But on Saturday, the boisterous sports talker clarified the comments he made in a particularly nasty rant against Knicks president Phil Jackson, where Smith loudly (and laughably) exclaimed that former NBA star Lamar Odom "was on crack."
"His very first move as the executive was to sign Lamar Odom… who was on crack!" Smith said, repeating the line several times to his somewhat bewildered co-host Max Kellerman.
Following the rant, Saam Zangeneh, Odom's lawyer, sent a letter to ESPN slamming Smith's decision to mock the former basketball star's struggle with addiction.
"To say that his conduct was outrageous and unacceptable does not scratch the surface," Zangeneh wrote. "We hope those at ESPN will actively voice their disdain for Mr. Smith's inappropriate statement and take the proper action to support those that are fighting this disease.
In addition to asking the network to deal with Smith's comments, Odom's lawyer pointed out the importance of viewing addiction as a disease rather than a character flaw or something to be mocked.
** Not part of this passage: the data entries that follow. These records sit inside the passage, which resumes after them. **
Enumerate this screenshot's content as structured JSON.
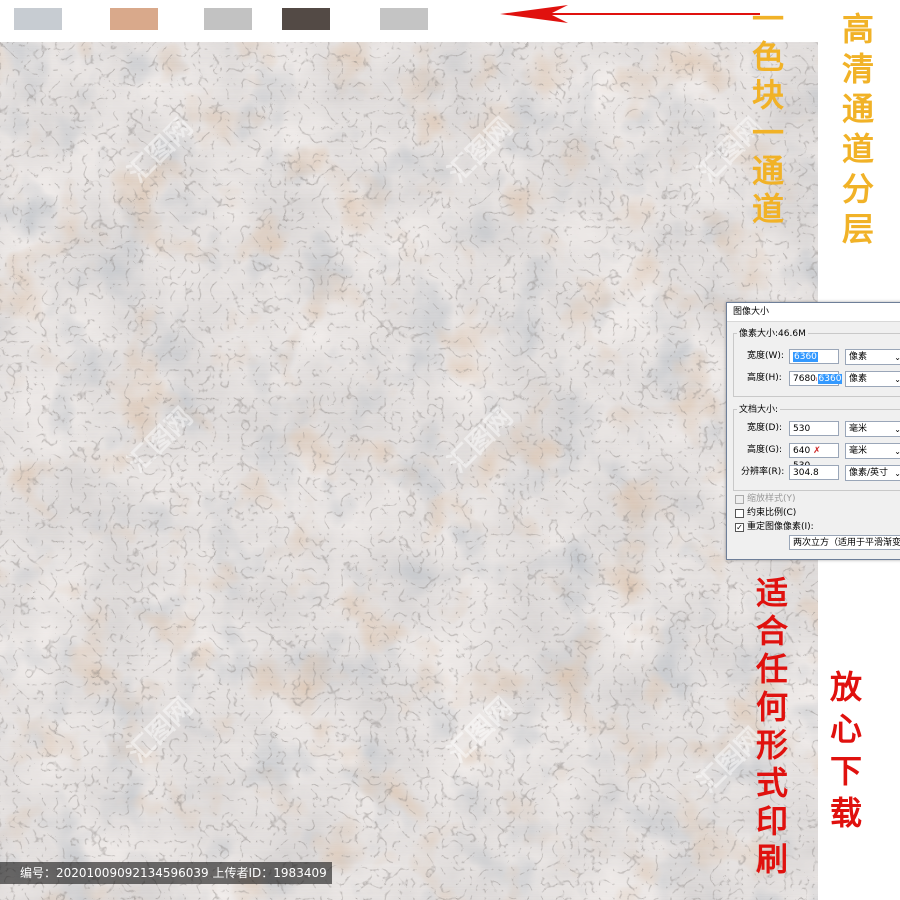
{
  "swatches": [
    {
      "name": "swatch-blue-grey",
      "color": "#c7ccd2"
    },
    {
      "name": "swatch-tan",
      "color": "#d9a98b"
    },
    {
      "name": "swatch-light-grey",
      "color": "#c2c2c2"
    },
    {
      "name": "swatch-dark-brown",
      "color": "#534a45"
    },
    {
      "name": "swatch-silver",
      "color": "#c4c4c4"
    }
  ],
  "annotations": {
    "channel_text": "一色块一通道",
    "hd_text": "高清通道分层",
    "print_text": "适合任何形式印刷",
    "download_text": "放心下载",
    "arrow_color": "#e0110e",
    "gold_color": "#f1b227",
    "red_color": "#e0110e"
  },
  "dialog": {
    "title": "图像大小",
    "pixel_size_label": "像素大小:46.6M",
    "width_label": "宽度(W):",
    "width_value": "6360",
    "width_unit": "像素",
    "height_label": "高度(H):",
    "height_old": "7680",
    "height_value": "6360",
    "height_unit": "像素",
    "doc_size_label": "文档大小:",
    "doc_width_label": "宽度(D):",
    "doc_width_value": "530",
    "doc_width_unit": "毫米",
    "doc_height_label": "高度(G):",
    "doc_height_old": "640",
    "doc_height_new": "530",
    "doc_height_unit": "毫米",
    "resolution_label": "分辨率(R):",
    "resolution_value": "304.8",
    "resolution_unit": "像素/英寸",
    "scale_styles_label": "缩放样式(Y)",
    "constrain_label": "约束比例(C)",
    "resample_label": "重定图像像素(I):",
    "resample_method": "两次立方（适用于平滑渐变"
  },
  "footer": {
    "text": "编号：20201009092134596039 上传者ID：1983409"
  },
  "watermark": {
    "text": "汇图网"
  }
}
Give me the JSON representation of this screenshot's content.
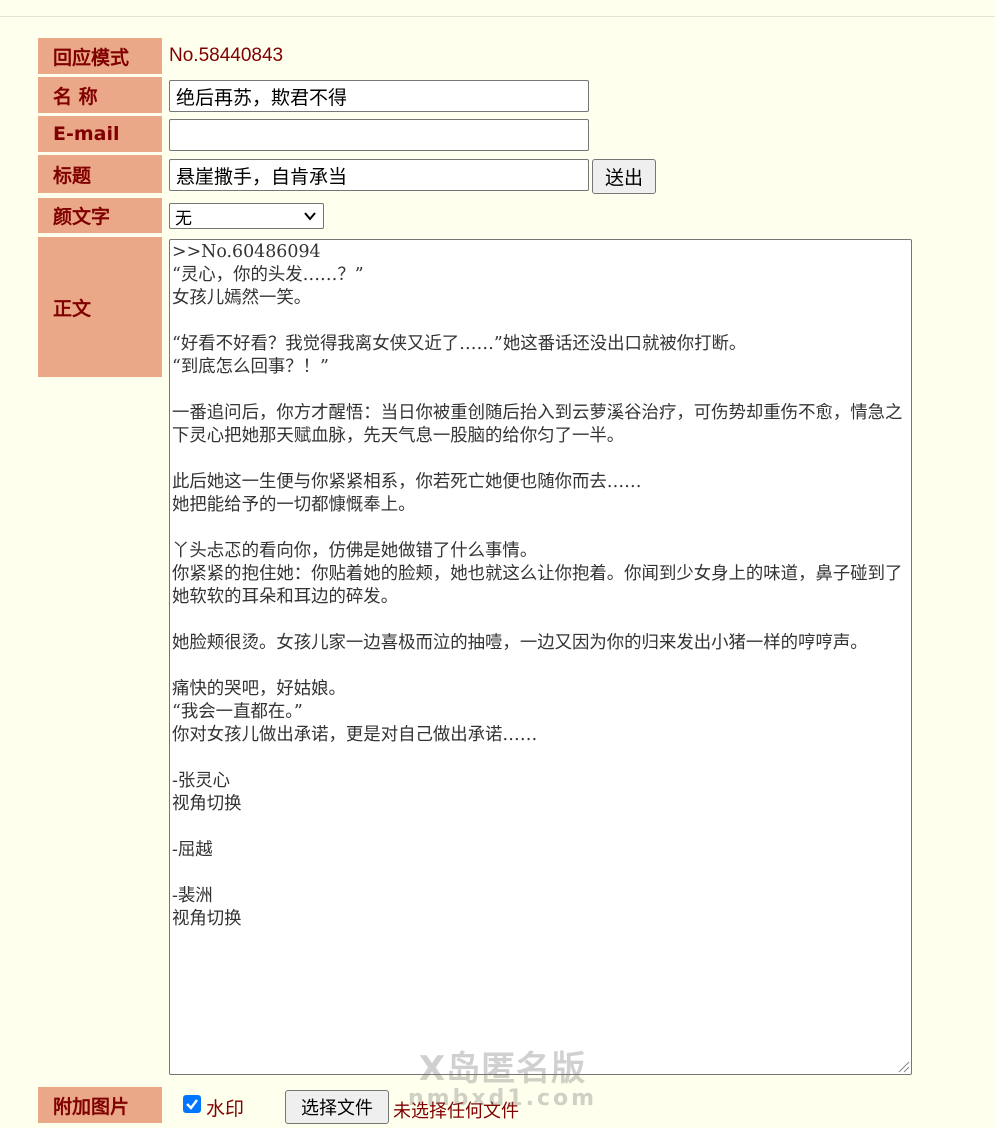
{
  "form": {
    "reply_mode": {
      "label": "回应模式",
      "value": "No.58440843"
    },
    "name": {
      "label": "名 称",
      "value": "绝后再苏，欺君不得"
    },
    "email": {
      "label": "E-mail",
      "value": ""
    },
    "title": {
      "label": "标题",
      "value": "悬崖撒手，自肯承当"
    },
    "submit_label": "送出",
    "kaomoji": {
      "label": "颜文字",
      "selected": "无"
    },
    "body": {
      "label": "正文",
      "value": ">>No.60486094\n“灵心，你的头发……？”\n女孩儿嫣然一笑。\n\n“好看不好看？我觉得我离女侠又近了……”她这番话还没出口就被你打断。\n“到底怎么回事？！”\n\n一番追问后，你方才醒悟：当日你被重创随后抬入到云萝溪谷治疗，可伤势却重伤不愈，情急之下灵心把她那天赋血脉，先天气息一股脑的给你匀了一半。\n\n此后她这一生便与你紧紧相系，你若死亡她便也随你而去……\n她把能给予的一切都慷慨奉上。\n\n丫头忐忑的看向你，仿佛是她做错了什么事情。\n你紧紧的抱住她：你贴着她的脸颊，她也就这么让你抱着。你闻到少女身上的味道，鼻子碰到了她软软的耳朵和耳边的碎发。\n\n她脸颊很烫。女孩儿家一边喜极而泣的抽噎，一边又因为你的归来发出小猪一样的哼哼声。\n\n痛快的哭吧，好姑娘。\n“我会一直都在。”\n你对女孩儿做出承诺，更是对自己做出承诺……\n\n-张灵心\n视角切换\n\n-屈越\n\n-裴洲\n视角切换"
    },
    "attach": {
      "label": "附加图片",
      "watermark_label": "水印",
      "watermark_checked": true,
      "choose_file_label": "选择文件",
      "no_file_text": "未选择任何文件"
    }
  },
  "overlay_watermark": {
    "line1": "X岛匿名版",
    "line2": "nmbxd1.com"
  },
  "colors": {
    "background": "#ffffee",
    "label_bg": "#eaa888",
    "text": "#800000",
    "checkbox": "#0075ff"
  }
}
"Mr. Smith chose to shout out the fact that Lamar was sick, and to use his disease as the butt of a joke," Zangeneh wrote. "Think about the others that are battling addiction. Those that have not had the strength or opportunity to share their struggle like Lamar."
In a statement written by Smith and released by ESPN, the sports talker didn't exactly apologize, but did attempt to clarify that his comments were directed at Jackson, and were not an attempt to put any more focus on Odom's public struggles.
Because of my personal affection for Lamar Odom — and only for that reason — I want to return to my comments about something I've repeated quite often over the last few days: the flagrant ineptitude that I feel has been on continual display by Knick's President Phil Jackson.
My comments were NOT to put any more focus on Lamar Odom's much publicized drug use and addiction. He was not the target of my ire.
The sole focus of my comments were directed at the unmitigated disaster that Phil Jackson has created since he's arrived in New York. It my opinion, he simply couldn't leave soon enough.
Lamar Odom is simply one of the nicest athletes any of us have encountered, and has always been a gentlemen to everyone in NBA circles — including me — which is something I've repeated throughout the years.
That's why it's worth repeating: Lamar Odom was not the focus of my ire. My comments were entirely, totally, meant for Phil Jackson. Anyone who loves the NY Knicks, who've witnessed what has been transpiring over the last three years, know exactly who I was directing my comments to.